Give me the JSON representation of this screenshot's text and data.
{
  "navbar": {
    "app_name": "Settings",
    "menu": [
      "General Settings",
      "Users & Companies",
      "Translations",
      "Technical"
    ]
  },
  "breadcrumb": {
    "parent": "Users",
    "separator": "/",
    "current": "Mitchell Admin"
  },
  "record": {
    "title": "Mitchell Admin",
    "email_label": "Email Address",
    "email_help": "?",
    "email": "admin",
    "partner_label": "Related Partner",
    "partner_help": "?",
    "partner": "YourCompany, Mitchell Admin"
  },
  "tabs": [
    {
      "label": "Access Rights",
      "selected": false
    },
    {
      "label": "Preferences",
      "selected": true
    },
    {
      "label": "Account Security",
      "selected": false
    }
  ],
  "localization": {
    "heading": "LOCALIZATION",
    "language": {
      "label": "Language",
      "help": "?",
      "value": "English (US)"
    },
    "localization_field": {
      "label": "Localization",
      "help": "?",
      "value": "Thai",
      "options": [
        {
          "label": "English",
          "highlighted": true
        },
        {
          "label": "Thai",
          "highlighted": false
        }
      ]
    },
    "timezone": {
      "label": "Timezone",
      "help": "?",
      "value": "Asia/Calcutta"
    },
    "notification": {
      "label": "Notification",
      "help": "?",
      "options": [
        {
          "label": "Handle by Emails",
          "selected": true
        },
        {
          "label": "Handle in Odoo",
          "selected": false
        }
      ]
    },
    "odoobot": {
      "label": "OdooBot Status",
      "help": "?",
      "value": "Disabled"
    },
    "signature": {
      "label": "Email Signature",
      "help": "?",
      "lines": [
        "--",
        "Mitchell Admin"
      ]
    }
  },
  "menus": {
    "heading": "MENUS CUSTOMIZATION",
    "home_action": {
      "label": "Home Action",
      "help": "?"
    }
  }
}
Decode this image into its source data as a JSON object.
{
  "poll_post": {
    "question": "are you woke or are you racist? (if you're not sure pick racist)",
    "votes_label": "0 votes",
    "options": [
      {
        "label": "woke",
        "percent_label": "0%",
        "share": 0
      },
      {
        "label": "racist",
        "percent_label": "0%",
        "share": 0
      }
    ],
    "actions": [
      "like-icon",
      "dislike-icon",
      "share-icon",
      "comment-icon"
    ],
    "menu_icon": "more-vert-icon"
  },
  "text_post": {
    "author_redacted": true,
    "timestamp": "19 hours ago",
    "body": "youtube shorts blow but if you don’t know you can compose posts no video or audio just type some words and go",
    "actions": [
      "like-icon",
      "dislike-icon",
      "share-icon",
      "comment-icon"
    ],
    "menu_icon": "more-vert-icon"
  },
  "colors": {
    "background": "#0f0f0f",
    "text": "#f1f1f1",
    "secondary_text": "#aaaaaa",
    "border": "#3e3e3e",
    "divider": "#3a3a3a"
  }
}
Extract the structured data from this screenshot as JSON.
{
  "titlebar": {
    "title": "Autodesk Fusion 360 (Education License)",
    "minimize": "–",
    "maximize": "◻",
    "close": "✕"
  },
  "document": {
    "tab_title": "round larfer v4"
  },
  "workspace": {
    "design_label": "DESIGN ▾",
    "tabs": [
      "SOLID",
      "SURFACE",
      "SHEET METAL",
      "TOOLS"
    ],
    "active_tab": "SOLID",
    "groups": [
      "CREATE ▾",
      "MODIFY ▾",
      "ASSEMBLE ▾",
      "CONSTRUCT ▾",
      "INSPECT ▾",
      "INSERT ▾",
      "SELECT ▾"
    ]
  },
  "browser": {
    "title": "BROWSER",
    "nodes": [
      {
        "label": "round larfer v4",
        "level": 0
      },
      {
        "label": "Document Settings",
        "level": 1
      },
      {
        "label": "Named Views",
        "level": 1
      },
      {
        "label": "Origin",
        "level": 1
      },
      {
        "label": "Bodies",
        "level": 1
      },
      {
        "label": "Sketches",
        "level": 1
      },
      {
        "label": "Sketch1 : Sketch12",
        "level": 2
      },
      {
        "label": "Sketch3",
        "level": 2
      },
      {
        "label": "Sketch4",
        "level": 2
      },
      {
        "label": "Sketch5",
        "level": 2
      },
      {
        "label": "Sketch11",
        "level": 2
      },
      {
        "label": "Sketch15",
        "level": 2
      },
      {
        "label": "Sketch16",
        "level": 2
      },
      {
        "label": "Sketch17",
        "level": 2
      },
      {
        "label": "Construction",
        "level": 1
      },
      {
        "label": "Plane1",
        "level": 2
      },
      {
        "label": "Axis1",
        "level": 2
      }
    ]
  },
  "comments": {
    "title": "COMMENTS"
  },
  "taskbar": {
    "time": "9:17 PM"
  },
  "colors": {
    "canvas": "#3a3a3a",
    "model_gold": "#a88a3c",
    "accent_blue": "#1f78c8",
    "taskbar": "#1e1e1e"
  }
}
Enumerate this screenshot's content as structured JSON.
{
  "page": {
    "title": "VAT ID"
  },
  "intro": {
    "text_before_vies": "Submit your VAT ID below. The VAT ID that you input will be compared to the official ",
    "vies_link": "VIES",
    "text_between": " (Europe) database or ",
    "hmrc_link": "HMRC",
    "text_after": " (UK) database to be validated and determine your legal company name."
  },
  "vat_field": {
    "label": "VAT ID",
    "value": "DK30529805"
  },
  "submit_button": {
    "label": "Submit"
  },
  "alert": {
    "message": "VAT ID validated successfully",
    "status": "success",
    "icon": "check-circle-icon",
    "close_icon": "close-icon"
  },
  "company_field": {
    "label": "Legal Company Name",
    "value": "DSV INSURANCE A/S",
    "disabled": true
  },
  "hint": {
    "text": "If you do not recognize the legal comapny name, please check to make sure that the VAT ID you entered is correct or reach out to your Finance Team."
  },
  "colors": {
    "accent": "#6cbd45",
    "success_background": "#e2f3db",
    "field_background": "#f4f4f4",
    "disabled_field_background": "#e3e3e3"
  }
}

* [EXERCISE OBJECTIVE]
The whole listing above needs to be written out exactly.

* [RESPONSE]
Give me the JSON representation of this screenshot's text and data.
{
  "navbar": {
    "app_name": "Settings",
    "menu": [
      "General Settings",
      "Users & Companies",
      "Translations",
      "Technical"
    ]
  },
  "breadcrumb": {
    "parent": "Users",
    "separator": "/",
    "current": "Mitchell Admin"
  },
  "record": {
    "title": "Mitchell Admin",
    "email_label": "Email Address",
    "email_help": "?",
    "email": "admin",
    "partner_label": "Related Partner",
    "partner_help": "?",
    "partner": "YourCompany, Mitchell Admin"
  },
  "tabs": [
    {
      "label": "Access Rights",
      "selected": false
    },
    {
      "label": "Preferences",
      "selected": true
    },
    {
      "label": "Account Security",
      "selected": false
    }
  ],
  "localization": {
    "heading": "LOCALIZATION",
    "language": {
      "label": "Language",
      "help": "?",
      "value": "English (US)"
    },
    "localization_field": {
      "label": "Localization",
      "help": "?",
      "value": "Thai",
      "options": [
        {
          "label": "English",
          "highlighted": true
        },
        {
          "label": "Thai",
          "highlighted": false
        }
      ]
    },
    "timezone": {
      "label": "Timezone",
      "help": "?",
      "value": "Asia/Calcutta"
    },
    "notification": {
      "label": "Notification",
      "help": "?",
      "options": [
        {
          "label": "Handle by Emails",
          "selected": true
        },
        {
          "label": "Handle in Odoo",
          "selected": false
        }
      ]
    },
    "odoobot": {
      "label": "OdooBot Status",
      "help": "?",
      "value": "Disabled"
    },
    "signature": {
      "label": "Email Signature",
      "help": "?",
      "lines": [
        "--",
        "Mitchell Admin"
      ]
    }
  },
  "menus": {
    "heading": "MENUS CUSTOMIZATION",
    "home_action": {
      "label": "Home Action",
      "help": "?"
    }
  }
}
Decode this image into its source data as a JSON object.
{
  "poll_post": {
    "question": "are you woke or are you racist? (if you're not sure pick racist)",
    "votes_label": "0 votes",
    "options": [
      {
        "label": "woke",
        "percent_label": "0%",
        "share": 0
      },
      {
        "label": "racist",
        "percent_label": "0%",
        "share": 0
      }
    ],
    "actions": [
      "like-icon",
      "dislike-icon",
      "share-icon",
      "comment-icon"
    ],
    "menu_icon": "more-vert-icon"
  },
  "text_post": {
    "author_redacted": true,
    "timestamp": "19 hours ago",
    "body": "youtube shorts blow but if you don’t know you can compose posts no video or audio just type some words and go",
    "actions": [
      "like-icon",
      "dislike-icon",
      "share-icon",
      "comment-icon"
    ],
    "menu_icon": "more-vert-icon"
  },
  "colors": {
    "background": "#0f0f0f",
    "text": "#f1f1f1",
    "secondary_text": "#aaaaaa",
    "border": "#3e3e3e",
    "divider": "#3a3a3a"
  }
}
Extract the structured data from this screenshot as JSON.
{
  "titlebar": {
    "title": "Autodesk Fusion 360 (Education License)",
    "minimize": "–",
    "maximize": "◻",
    "close": "✕"
  },
  "document": {
    "tab_title": "round larfer v4"
  },
  "workspace": {
    "design_label": "DESIGN ▾",
    "tabs": [
      "SOLID",
      "SURFACE",
      "SHEET METAL",
      "TOOLS"
    ],
    "active_tab": "SOLID",
    "groups": [
      "CREATE ▾",
      "MODIFY ▾",
      "ASSEMBLE ▾",
      "CONSTRUCT ▾",
      "INSPECT ▾",
      "INSERT ▾",
      "SELECT ▾"
    ]
  },
  "browser": {
    "title": "BROWSER",
    "nodes": [
      {
        "label": "round larfer v4",
        "level": 0
      },
      {
        "label": "Document Settings",
        "level": 1
      },
      {
        "label": "Named Views",
        "level": 1
      },
      {
        "label": "Origin",
        "level": 1
      },
      {
        "label": "Bodies",
        "level": 1
      },
      {
        "label": "Sketches",
        "level": 1
      },
      {
        "label": "Sketch1 : Sketch12",
        "level": 2
      },
      {
        "label": "Sketch3",
        "level": 2
      },
      {
        "label": "Sketch4",
        "level": 2
      },
      {
        "label": "Sketch5",
        "level": 2
      },
      {
        "label": "Sketch11",
        "level": 2
      },
      {
        "label": "Sketch15",
        "level": 2
      },
      {
        "label": "Sketch16",
        "level": 2
      },
      {
        "label": "Sketch17",
        "level": 2
      },
      {
        "label": "Construction",
        "level": 1
      },
      {
        "label": "Plane1",
        "level": 2
      },
      {
        "label": "Axis1",
        "level": 2
      }
    ]
  },
  "comments": {
    "title": "COMMENTS"
  },
  "taskbar": {
    "time": "9:17 PM"
  },
  "colors": {
    "canvas": "#3a3a3a",
    "model_gold": "#a88a3c",
    "accent_blue": "#1f78c8",
    "taskbar": "#1e1e1e"
  }
}
Enumerate this screenshot's content as structured JSON.
{
  "page": {
    "title": "VAT ID"
  },
  "intro": {
    "text_before_vies": "Submit your VAT ID below. The VAT ID that you input will be compared to the official ",
    "vies_link": "VIES",
    "text_between": " (Europe) database or ",
    "hmrc_link": "HMRC",
    "text_after": " (UK) database to be validated and determine your legal company name."
  },
  "vat_field": {
    "label": "VAT ID",
    "value": "DK30529805"
  },
  "submit_button": {
    "label": "Submit"
  },
  "alert": {
    "message": "VAT ID validated successfully",
    "status": "success",
    "icon": "check-circle-icon",
    "close_icon": "close-icon"
  },
  "company_field": {
    "label": "Legal Company Name",
    "value": "DSV INSURANCE A/S",
    "disabled": true
  },
  "hint": {
    "text": "If you do not recognize the legal comapny name, please check to make sure that the VAT ID you entered is correct or reach out to your Finance Team."
  },
  "colors": {
    "accent": "#6cbd45",
    "success_background": "#e2f3db",
    "field_background": "#f4f4f4",
    "disabled_field_background": "#e3e3e3"
  }
}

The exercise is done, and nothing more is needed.